Show one picture at a time—”let the picture talk”—and do not initially look at the accompanying text. Ask the participants to describe what they see in English or in the vernacular. Encourage participants to work out for themselves what the message is in the picture. Discuss all the possible answers. Then look at the text that accompanies the picture. Provide an answer built from the participants' words. If appropriate, ask people about their own relevant experiences. Finally, ask the participants to pin the pictures to the wall, making sure that each picture is put up by a different participant. Revise the lessons learned at the end of the session. Revise again, weeks later, if possible. At the end of the day, the participants should be able to say, “we did it by ourselves”.
The pictures show examples of how HIV/AIDS can affect people. They must not be thought of, or used, as a way to diagnose HIV/AIDS in participants or their relatives or friends. Emphasise to all participants that if they have any reason to suspect that they (or anyone they know) have HIV/ AIDS, they should attend a clinic where trained health workers can help them.

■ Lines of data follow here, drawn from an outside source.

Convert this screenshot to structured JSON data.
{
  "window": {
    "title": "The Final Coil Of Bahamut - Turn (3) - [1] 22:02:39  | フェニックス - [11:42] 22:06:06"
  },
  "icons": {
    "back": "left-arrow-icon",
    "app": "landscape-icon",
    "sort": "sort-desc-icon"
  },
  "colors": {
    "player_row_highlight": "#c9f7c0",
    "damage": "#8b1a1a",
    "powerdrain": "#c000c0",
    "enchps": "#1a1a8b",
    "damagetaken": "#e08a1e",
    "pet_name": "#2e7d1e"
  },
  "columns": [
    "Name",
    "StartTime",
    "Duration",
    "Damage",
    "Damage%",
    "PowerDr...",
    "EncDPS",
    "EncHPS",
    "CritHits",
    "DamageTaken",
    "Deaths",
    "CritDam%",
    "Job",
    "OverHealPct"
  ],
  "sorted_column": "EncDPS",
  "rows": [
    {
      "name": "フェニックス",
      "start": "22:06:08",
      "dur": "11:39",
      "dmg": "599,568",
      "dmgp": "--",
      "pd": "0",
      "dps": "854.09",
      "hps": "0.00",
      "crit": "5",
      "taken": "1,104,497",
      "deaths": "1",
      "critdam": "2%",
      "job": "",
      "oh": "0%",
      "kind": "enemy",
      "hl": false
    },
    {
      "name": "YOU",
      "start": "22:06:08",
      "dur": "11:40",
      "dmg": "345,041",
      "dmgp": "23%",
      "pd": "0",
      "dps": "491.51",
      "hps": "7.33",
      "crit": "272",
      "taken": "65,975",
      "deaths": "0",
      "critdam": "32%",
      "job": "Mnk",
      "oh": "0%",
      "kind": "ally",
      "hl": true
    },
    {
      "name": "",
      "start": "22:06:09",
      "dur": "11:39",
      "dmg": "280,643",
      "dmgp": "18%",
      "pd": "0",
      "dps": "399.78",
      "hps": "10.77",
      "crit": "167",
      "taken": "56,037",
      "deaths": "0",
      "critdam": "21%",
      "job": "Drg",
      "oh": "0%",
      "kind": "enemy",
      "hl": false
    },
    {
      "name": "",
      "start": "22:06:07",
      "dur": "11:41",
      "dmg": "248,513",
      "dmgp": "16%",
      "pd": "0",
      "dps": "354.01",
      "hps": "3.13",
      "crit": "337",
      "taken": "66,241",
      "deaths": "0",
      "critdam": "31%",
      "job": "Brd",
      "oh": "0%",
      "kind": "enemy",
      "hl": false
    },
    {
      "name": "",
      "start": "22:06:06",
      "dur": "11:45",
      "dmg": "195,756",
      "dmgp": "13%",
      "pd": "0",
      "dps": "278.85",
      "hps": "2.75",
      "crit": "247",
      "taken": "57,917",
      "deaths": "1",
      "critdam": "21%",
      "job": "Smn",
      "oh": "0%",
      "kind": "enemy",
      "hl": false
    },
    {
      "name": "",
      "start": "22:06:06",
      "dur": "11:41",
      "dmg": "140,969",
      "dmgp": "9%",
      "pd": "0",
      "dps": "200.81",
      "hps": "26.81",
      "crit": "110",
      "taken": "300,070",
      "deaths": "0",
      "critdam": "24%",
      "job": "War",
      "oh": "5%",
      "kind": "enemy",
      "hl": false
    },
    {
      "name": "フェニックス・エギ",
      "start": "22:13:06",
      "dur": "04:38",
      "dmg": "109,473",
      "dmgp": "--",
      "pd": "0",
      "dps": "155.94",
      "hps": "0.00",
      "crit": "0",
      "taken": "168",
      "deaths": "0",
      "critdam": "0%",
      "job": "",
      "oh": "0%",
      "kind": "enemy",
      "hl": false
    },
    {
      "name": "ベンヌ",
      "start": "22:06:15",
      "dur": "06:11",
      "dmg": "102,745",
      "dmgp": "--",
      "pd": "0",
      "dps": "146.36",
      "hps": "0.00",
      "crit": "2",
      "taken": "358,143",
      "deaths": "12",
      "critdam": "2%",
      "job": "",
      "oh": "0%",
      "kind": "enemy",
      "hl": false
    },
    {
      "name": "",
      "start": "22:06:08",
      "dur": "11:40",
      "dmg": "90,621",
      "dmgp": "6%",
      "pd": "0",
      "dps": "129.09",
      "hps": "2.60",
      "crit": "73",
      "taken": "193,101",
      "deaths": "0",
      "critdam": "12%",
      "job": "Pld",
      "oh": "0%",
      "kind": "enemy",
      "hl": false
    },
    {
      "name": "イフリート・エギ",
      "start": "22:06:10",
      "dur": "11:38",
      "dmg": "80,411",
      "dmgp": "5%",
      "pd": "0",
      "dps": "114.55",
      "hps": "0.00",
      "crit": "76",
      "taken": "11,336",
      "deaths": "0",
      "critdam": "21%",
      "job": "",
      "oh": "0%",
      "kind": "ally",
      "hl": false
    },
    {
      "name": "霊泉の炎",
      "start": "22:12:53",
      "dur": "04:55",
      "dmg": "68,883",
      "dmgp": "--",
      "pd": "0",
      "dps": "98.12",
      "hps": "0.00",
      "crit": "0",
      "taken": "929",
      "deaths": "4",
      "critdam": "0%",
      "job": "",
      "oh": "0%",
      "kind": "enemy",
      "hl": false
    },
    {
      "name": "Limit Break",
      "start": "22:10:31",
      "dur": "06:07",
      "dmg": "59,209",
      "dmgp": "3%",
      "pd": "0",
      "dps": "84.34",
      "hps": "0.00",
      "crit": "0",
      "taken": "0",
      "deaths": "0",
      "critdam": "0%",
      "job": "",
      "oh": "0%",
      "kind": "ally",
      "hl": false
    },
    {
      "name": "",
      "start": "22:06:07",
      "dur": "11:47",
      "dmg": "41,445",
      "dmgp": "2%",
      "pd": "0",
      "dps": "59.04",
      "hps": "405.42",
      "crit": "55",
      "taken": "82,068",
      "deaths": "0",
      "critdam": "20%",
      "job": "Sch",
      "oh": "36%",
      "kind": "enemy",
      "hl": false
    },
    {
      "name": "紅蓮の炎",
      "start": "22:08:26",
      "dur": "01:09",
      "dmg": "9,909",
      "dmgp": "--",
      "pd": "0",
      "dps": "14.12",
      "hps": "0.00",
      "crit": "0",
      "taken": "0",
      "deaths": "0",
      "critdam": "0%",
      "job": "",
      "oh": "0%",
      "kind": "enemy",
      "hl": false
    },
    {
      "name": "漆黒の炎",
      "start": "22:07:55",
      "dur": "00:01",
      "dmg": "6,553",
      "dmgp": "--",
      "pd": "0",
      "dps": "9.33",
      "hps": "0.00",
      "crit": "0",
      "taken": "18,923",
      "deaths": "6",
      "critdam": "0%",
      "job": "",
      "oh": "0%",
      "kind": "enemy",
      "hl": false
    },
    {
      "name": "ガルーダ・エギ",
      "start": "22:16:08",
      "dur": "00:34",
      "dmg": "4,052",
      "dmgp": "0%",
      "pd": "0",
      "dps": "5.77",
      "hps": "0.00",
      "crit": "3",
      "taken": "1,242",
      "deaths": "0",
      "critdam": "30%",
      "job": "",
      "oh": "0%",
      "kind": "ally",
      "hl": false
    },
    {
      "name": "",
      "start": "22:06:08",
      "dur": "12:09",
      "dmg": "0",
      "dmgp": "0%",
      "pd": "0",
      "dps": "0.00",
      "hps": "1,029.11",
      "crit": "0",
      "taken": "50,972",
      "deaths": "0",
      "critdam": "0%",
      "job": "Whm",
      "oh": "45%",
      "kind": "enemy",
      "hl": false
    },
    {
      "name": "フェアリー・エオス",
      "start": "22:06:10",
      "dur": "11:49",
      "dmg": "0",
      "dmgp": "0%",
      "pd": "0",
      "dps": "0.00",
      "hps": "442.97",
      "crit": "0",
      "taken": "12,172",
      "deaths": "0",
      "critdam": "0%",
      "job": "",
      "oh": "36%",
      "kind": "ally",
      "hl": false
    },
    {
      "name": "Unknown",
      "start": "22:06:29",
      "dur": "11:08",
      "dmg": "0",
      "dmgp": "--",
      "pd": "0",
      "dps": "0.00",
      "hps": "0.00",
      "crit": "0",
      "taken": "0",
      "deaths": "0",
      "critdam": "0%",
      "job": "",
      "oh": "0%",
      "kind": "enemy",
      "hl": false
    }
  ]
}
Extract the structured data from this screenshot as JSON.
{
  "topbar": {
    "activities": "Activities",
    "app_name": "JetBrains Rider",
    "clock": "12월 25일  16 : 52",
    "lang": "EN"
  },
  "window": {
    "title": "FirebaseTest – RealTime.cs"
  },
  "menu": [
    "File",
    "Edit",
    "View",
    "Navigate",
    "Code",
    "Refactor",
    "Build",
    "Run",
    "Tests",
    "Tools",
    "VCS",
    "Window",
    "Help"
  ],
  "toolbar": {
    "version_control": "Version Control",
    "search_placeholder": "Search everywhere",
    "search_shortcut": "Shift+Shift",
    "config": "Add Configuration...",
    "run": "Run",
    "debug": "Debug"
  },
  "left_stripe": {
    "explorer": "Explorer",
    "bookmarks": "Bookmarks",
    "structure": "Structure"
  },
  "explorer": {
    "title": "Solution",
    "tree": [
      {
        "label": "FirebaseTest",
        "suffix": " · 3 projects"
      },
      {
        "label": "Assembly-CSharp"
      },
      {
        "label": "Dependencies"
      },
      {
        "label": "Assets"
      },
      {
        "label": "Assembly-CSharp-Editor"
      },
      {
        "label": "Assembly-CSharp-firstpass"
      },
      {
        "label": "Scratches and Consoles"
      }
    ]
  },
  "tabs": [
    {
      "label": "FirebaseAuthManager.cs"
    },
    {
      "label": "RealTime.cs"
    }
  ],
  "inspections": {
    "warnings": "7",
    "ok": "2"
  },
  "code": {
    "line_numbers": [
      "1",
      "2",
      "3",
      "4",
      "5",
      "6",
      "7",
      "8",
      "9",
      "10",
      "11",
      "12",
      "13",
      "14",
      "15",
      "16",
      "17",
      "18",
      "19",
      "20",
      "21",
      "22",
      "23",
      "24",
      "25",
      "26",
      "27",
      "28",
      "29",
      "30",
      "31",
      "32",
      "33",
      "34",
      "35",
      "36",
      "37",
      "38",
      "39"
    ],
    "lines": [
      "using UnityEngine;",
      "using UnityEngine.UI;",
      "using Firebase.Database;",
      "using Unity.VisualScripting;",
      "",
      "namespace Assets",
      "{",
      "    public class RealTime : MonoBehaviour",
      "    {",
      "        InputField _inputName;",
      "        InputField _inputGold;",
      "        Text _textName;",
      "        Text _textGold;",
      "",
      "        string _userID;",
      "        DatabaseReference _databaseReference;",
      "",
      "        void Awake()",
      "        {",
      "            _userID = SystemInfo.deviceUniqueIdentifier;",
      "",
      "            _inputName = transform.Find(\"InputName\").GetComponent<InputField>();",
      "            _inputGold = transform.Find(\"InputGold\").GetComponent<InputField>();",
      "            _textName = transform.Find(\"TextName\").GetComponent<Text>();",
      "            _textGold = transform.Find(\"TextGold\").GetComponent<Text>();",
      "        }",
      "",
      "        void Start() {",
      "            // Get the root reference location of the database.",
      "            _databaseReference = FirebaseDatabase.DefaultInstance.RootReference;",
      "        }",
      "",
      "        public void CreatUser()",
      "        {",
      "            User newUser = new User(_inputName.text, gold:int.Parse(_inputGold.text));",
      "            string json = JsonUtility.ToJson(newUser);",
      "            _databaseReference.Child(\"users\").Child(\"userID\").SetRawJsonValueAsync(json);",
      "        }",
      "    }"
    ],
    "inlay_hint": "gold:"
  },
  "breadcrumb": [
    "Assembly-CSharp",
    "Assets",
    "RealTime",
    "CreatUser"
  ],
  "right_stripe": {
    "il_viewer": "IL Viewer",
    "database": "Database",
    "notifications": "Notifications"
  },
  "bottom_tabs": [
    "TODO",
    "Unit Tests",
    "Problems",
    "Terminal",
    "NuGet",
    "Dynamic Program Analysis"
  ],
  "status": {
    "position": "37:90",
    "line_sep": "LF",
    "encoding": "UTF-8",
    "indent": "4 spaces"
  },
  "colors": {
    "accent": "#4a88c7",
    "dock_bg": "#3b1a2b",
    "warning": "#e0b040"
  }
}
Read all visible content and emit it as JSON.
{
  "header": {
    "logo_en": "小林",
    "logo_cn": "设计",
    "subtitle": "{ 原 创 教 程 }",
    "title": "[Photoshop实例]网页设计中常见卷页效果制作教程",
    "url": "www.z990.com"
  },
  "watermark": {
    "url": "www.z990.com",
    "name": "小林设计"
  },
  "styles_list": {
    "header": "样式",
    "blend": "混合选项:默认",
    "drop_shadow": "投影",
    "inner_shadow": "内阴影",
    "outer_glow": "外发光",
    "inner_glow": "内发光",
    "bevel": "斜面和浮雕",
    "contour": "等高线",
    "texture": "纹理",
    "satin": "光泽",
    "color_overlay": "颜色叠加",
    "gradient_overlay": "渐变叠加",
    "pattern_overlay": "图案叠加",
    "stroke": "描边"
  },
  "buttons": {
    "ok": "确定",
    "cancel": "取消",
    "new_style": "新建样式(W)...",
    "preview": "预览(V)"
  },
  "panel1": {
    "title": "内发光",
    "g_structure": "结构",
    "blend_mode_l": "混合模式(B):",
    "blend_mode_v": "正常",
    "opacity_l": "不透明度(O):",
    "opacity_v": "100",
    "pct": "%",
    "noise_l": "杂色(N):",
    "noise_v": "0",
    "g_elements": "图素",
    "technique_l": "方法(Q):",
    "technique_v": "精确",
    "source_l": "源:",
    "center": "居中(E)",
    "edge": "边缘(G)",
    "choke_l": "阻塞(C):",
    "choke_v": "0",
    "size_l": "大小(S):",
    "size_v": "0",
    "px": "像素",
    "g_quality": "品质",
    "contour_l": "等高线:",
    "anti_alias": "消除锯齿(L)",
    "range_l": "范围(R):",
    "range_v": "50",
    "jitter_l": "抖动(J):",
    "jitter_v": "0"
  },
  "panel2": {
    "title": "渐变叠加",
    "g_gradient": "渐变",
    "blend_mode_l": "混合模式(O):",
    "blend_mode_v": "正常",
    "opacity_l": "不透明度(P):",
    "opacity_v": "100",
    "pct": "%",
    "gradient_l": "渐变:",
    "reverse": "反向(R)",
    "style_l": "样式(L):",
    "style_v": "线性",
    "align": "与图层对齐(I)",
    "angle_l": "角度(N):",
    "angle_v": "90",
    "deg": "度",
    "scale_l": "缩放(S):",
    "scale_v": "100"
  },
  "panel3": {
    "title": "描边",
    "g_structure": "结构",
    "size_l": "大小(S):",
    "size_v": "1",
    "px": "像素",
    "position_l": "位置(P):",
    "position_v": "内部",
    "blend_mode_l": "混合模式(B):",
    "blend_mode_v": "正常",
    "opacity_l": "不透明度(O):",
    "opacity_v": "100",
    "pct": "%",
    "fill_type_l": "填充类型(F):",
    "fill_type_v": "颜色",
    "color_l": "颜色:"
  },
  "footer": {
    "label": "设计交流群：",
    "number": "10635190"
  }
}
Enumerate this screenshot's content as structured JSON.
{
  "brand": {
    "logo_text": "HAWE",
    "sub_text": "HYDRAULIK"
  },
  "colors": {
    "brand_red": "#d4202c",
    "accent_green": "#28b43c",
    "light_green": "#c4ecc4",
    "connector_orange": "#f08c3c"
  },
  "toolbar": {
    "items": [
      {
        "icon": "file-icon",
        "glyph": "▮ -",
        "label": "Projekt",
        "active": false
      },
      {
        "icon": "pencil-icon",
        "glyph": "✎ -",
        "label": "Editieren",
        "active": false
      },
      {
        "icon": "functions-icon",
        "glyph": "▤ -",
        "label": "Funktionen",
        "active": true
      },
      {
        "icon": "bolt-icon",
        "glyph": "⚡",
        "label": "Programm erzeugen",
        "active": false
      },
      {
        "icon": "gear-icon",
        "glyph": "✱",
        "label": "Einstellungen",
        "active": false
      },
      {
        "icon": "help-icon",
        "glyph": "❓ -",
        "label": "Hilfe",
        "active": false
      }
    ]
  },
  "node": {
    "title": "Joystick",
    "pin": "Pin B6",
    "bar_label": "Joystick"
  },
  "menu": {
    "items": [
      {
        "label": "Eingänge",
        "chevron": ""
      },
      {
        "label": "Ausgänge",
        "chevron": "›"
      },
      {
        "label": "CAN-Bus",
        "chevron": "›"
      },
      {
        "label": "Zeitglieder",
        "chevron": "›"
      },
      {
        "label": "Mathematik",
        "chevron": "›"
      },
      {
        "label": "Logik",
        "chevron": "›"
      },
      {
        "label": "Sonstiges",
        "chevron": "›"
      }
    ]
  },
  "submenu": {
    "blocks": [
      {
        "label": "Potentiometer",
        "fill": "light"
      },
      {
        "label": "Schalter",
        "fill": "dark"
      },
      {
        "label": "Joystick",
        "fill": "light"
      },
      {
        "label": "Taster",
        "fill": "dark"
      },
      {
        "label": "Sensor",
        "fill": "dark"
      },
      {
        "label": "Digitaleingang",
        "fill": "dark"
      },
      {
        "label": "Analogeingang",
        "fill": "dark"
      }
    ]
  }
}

For people in Botswana, “seeing is believing”. Written descriptions are often not enough; showing pictures of herpes zoster, syphilis ulcers, or tuberculosis lymphadenopathy can be a powerful teaching tool. Once the initial shock is overcome, these colour pictures offer a straightforward way to demonstrate the realities of the disease far and wide.